One day, she hears the sound of burros clip-clopping into her village.  It's a man carrying a sign reading Biblioburro.  He explains his moving library, reads stories to the children and lets them choose books to borrow.  

At the suggestion of Luis, while waiting for his return and wondering when it will be, Ana writes a book about the two burros.  Guess what is placed in the book carriers when the Biblioburro leaves after his next visit?  A reader.  A writer.  Children are being changed.

In her author's note Monica Brown reveals how she came to write this book after getting to know Luis Soriano Bohorquez.  Beneath her author's note is a glossary of the Spanish words she wove into her narrative adding an authenticity to the telling.  The way she has written this book is to show the beautiful circle made by Luis's generosity.  One reader is reaching out to many; they in turn are reaching others.

There is a folk art quality to the illustrations created with acrylics on board by John Parra.  Pictures vary, extending edge to edge, across one or two pages.  His colors are more centered in earth tones.  His images of how reading fuels the imagination are simply beautiful.  I am especially fond of the two pages showing the days of the week in Spanish, time swirling about, as Ana waits for the return of the Biblioburro.  The inclusion of her parents, flora, fauna and elements from her daily life is excellently designed.

Please follow the links embedded in the author and illustrator names above to their websites.  There is much more about their work there.  

For further reading and information about Luis Soriano Bohorquez please visit this link to Teaching kids to read from the back of a burro at CNN and this link to a PBS documentary point of view page, Luis Soriano:  News Updates from the Back of a Burro.  Random House has many pages devoted to this book at their website linked here.  Included are a teacher's guide, an excerpt, a look inside and related links.  

I thank Alyson Beecher for hosting this challenge each week at Kid Lit Frenzy.  My reading of nonfiction picture books is increasing by leaps and bounds.


  1. Margie - I love how you tied in your nonfiction choices with WRAD. Hope you had a great day reading aloud. Thanks for linking up.

    1. Thank you, Alyson. I kept changing my mind about what to post today but I like these two books so much I knew they were the best choice. I am really enjoying this challenge. Linking to your site each week is a pleasure.

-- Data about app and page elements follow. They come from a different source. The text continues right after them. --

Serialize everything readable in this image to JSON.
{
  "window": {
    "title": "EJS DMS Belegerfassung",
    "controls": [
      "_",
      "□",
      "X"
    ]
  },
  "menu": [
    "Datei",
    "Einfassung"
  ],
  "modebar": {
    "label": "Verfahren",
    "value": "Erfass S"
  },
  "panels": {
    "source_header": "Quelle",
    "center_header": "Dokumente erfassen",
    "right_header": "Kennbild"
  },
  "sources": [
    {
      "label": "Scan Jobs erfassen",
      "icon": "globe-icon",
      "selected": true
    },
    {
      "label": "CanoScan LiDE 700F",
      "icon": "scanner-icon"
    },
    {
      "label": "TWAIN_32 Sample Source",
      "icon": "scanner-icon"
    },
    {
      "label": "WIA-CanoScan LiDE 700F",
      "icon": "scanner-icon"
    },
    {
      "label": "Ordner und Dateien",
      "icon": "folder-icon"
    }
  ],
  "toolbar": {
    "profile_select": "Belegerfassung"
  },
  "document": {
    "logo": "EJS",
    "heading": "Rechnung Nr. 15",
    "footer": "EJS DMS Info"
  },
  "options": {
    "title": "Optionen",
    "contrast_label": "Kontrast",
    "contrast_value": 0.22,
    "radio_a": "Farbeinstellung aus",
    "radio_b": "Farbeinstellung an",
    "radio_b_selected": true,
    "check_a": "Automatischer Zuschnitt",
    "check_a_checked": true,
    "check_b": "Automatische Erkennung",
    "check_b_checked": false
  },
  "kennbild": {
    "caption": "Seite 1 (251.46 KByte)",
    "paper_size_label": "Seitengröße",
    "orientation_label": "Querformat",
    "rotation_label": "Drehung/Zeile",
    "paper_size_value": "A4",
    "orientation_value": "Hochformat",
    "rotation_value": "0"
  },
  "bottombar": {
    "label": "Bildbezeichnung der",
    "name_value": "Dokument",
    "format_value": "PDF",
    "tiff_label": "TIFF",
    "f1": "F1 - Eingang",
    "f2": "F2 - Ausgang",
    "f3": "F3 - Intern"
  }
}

    2. Margie - I am so glad you are participating. It is fun for me to see what you are sharing.